- Items from a data source -
- - - - -

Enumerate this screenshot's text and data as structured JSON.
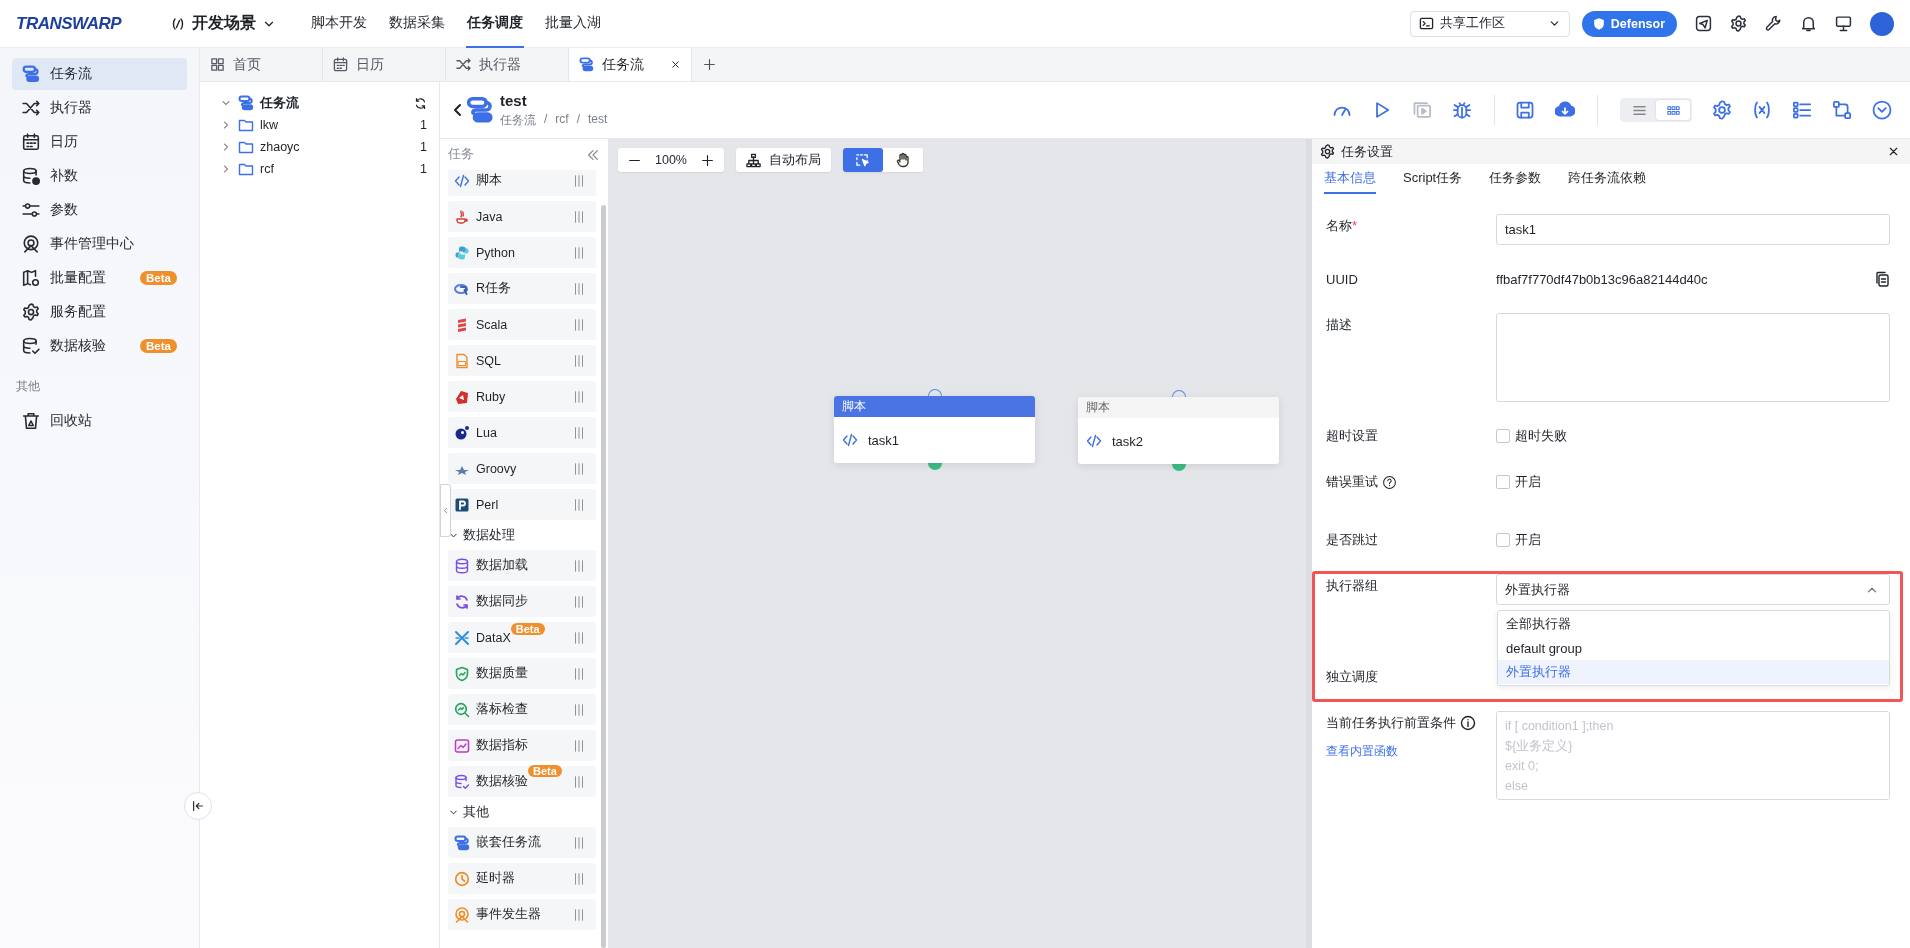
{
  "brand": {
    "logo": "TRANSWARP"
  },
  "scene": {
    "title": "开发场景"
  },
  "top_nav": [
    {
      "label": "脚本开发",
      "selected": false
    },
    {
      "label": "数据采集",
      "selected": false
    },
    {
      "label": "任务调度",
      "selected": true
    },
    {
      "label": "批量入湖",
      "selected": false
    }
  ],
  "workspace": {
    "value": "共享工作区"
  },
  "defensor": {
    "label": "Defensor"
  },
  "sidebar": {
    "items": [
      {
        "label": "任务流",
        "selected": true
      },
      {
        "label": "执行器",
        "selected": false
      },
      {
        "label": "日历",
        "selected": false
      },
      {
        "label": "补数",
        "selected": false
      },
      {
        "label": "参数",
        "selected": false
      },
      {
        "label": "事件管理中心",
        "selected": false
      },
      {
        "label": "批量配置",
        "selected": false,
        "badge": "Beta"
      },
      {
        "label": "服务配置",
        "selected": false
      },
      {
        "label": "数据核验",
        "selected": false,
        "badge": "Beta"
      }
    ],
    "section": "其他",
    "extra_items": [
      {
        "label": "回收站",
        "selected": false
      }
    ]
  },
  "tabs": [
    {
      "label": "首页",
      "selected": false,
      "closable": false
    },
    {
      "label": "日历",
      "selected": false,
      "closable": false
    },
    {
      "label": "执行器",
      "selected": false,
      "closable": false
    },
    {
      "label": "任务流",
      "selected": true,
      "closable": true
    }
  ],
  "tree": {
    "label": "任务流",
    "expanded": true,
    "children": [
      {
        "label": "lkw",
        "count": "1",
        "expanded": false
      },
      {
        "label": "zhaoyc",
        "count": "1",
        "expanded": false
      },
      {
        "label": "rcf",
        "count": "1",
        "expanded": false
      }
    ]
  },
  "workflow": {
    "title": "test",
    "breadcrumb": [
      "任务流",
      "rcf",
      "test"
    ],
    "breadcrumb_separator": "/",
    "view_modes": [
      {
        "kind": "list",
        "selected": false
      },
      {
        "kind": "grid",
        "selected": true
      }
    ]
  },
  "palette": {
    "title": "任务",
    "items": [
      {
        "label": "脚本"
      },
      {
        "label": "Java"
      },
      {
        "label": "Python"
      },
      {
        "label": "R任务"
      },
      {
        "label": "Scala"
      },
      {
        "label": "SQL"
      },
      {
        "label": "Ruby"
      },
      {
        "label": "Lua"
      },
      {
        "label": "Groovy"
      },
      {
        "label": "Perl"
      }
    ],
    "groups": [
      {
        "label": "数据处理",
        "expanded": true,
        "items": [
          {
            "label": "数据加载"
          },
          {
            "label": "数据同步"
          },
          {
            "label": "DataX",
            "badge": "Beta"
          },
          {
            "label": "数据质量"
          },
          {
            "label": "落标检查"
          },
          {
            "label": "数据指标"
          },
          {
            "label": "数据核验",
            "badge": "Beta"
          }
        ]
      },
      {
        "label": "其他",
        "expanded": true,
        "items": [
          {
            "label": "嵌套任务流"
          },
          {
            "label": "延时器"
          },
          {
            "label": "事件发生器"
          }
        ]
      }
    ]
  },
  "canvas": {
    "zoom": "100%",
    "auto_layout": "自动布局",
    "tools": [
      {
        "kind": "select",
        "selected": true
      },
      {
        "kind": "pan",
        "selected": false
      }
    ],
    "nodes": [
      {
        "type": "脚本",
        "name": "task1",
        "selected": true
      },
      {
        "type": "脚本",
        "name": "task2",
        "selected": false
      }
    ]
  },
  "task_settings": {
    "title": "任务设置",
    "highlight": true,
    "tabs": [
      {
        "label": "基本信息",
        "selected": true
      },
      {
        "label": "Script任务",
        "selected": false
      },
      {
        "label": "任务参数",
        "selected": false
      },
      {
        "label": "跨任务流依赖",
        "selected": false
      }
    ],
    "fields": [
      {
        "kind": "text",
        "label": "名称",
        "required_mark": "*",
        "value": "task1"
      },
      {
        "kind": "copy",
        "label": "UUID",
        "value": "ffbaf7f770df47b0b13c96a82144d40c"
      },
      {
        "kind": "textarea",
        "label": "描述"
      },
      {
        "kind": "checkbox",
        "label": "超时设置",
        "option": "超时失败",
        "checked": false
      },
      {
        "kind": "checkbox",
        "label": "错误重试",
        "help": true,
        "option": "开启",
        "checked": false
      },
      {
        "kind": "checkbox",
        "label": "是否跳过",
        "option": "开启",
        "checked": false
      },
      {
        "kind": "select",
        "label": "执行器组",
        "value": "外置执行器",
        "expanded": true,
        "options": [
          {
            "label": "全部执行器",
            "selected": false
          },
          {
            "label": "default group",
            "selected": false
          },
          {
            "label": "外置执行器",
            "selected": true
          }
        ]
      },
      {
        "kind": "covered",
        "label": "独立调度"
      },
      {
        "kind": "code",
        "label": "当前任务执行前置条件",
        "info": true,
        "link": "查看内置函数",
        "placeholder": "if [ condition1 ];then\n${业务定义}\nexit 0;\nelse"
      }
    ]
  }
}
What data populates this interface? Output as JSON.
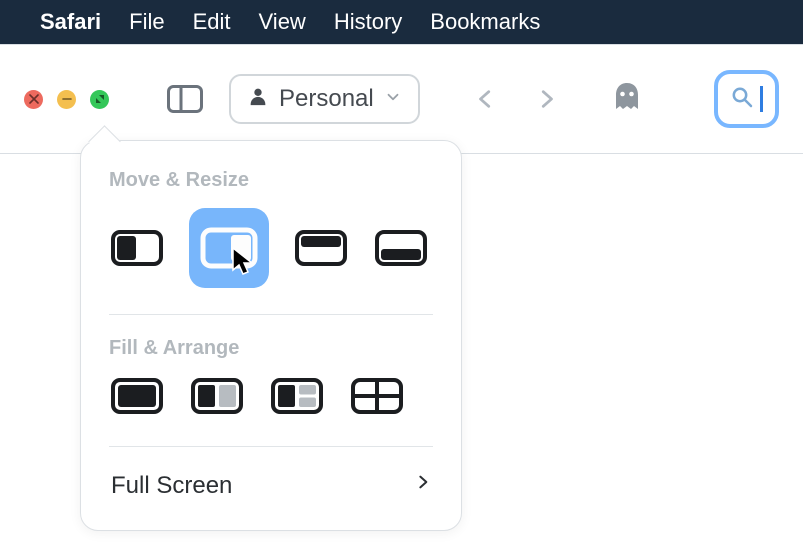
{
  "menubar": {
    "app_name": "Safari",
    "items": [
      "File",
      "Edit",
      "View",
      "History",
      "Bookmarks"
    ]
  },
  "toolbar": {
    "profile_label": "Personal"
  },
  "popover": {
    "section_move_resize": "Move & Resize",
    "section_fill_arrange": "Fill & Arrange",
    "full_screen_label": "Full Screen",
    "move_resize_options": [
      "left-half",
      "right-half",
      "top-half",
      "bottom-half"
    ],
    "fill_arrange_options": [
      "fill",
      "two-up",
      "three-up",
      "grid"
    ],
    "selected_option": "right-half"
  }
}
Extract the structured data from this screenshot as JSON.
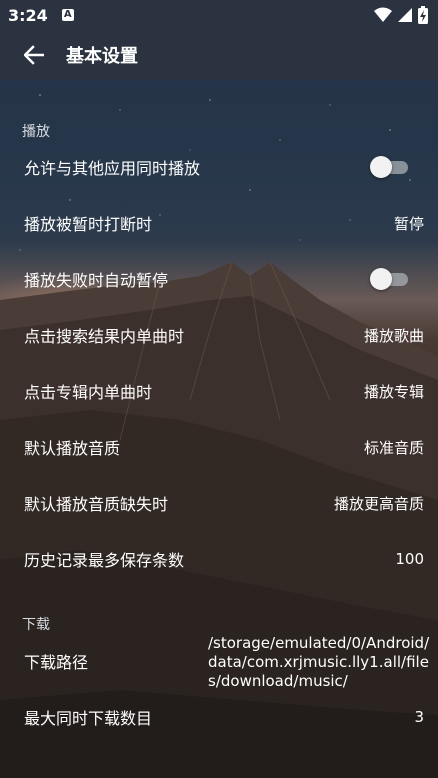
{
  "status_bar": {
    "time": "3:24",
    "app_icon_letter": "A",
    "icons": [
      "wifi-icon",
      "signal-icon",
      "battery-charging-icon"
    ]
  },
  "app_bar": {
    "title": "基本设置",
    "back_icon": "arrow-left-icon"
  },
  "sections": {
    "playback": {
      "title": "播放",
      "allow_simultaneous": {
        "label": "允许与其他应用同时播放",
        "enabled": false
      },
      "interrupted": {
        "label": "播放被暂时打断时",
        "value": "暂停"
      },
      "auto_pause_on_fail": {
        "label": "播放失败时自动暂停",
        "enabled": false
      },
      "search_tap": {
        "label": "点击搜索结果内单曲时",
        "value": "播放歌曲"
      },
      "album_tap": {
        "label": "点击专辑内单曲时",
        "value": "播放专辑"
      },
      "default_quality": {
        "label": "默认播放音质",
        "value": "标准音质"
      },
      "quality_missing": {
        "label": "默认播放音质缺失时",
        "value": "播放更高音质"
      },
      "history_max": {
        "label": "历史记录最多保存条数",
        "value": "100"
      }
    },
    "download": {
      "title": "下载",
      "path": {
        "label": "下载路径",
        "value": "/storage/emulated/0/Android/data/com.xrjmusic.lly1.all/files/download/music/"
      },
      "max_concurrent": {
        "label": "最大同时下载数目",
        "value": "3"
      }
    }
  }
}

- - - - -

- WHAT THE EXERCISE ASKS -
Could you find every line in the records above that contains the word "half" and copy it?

- SOLUTION TO THIS PROBLEM -
      "left-half",
      "right-half",
      "top-half",
      "bottom-half"
    "selected_option": "right-half"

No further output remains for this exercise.